MATERIAL SUPPLIED ▸
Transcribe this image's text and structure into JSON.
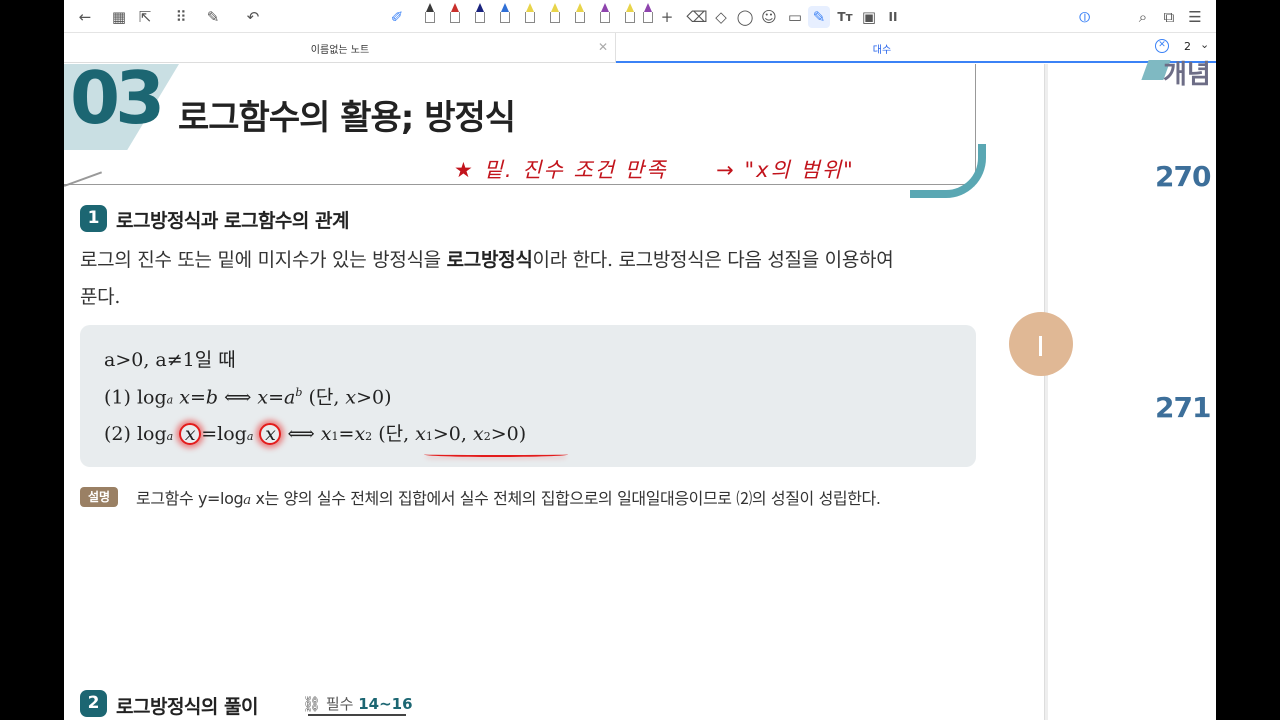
{
  "toolbar": {
    "icons": [
      "back-arrow-icon",
      "grid-icon",
      "export-icon",
      "apps-icon",
      "edit-icon",
      "undo-icon",
      "pen-icon",
      "eraser-icon",
      "shapes-icon",
      "lasso-icon",
      "sticker-icon",
      "comment-icon",
      "highlighter-icon",
      "text-icon",
      "image-icon",
      "pause-icon",
      "mic-icon",
      "search-icon",
      "reader-icon",
      "menu-icon"
    ],
    "pen_colors": [
      "#3a3a3a",
      "#c9302c",
      "#1a237e",
      "#2f6fd6",
      "#e8d44a",
      "#e8d44a",
      "#e8d44a",
      "#8e44ad",
      "#e8d44a",
      "#8e44ad"
    ],
    "add_label": "+",
    "pause_label": "II",
    "text_label": "Tт"
  },
  "tabs": {
    "tab1_label": "이름없는 노트",
    "tab2_label": "대수",
    "page_number": "2"
  },
  "page": {
    "chapter_num": "03",
    "chapter_title": "로그함수의 활용; 방정식",
    "annotation": "★ 밑. 진수 조건 만족",
    "annotation_arrow": "→",
    "annotation_tail": "\"x의 범위\"",
    "section1_num": "1",
    "section1_title": "로그방정식과 로그함수의 관계",
    "intro_line1": "로그의 진수 또는 밑에 미지수가 있는 방정식을 ",
    "intro_bold": "로그방정식",
    "intro_line1b": "이라 한다. 로그방정식은 다음 성질을 이용하여",
    "intro_line2": "푼다.",
    "formula_line1": "a>0, a≠1일 때",
    "formula_line2": "(1) log",
    "formula_line3": "(2) log",
    "desc_badge": "설명",
    "desc_text": "로그함수 y=log",
    "desc_text2": "x는 양의 실수 전체의 집합에서 실수 전체의 집합으로의 일대일대응이므로 ⑵의 성질이 성립한다.",
    "section2_num": "2",
    "section2_title": "로그방정식의 풀이",
    "req_label": "필수",
    "req_range": "14~16"
  },
  "right": {
    "head_text": "개념",
    "problems": [
      "270",
      "271"
    ]
  }
}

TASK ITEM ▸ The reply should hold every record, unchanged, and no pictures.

OUTPUT OF THE TASK ▸
Transcribe this image's text and structure into JSON.
{
  "toolbar": {
    "icons": [
      "back-arrow-icon",
      "grid-icon",
      "export-icon",
      "apps-icon",
      "edit-icon",
      "undo-icon",
      "pen-icon",
      "eraser-icon",
      "shapes-icon",
      "lasso-icon",
      "sticker-icon",
      "comment-icon",
      "highlighter-icon",
      "text-icon",
      "image-icon",
      "pause-icon",
      "mic-icon",
      "search-icon",
      "reader-icon",
      "menu-icon"
    ],
    "pen_colors": [
      "#3a3a3a",
      "#c9302c",
      "#1a237e",
      "#2f6fd6",
      "#e8d44a",
      "#e8d44a",
      "#e8d44a",
      "#8e44ad",
      "#e8d44a",
      "#8e44ad"
    ],
    "add_label": "+",
    "pause_label": "II",
    "text_label": "Tт"
  },
  "tabs": {
    "tab1_label": "이름없는 노트",
    "tab2_label": "대수",
    "page_number": "2"
  },
  "page": {
    "chapter_num": "03",
    "chapter_title": "로그함수의 활용; 방정식",
    "annotation": "★ 밑. 진수 조건 만족",
    "annotation_arrow": "→",
    "annotation_tail": "\"x의 범위\"",
    "section1_num": "1",
    "section1_title": "로그방정식과 로그함수의 관계",
    "intro_line1": "로그의 진수 또는 밑에 미지수가 있는 방정식을 ",
    "intro_bold": "로그방정식",
    "intro_line1b": "이라 한다. 로그방정식은 다음 성질을 이용하여",
    "intro_line2": "푼다.",
    "formula_line1": "a>0, a≠1일 때",
    "formula_line2": "(1) log",
    "formula_line3": "(2) log",
    "desc_badge": "설명",
    "desc_text": "로그함수 y=log",
    "desc_text2": "x는 양의 실수 전체의 집합에서 실수 전체의 집합으로의 일대일대응이므로 ⑵의 성질이 성립한다.",
    "section2_num": "2",
    "section2_title": "로그방정식의 풀이",
    "req_label": "필수",
    "req_range": "14~16"
  },
  "right": {
    "head_text": "개념",
    "problems": [
      "270",
      "271"
    ]
  }
}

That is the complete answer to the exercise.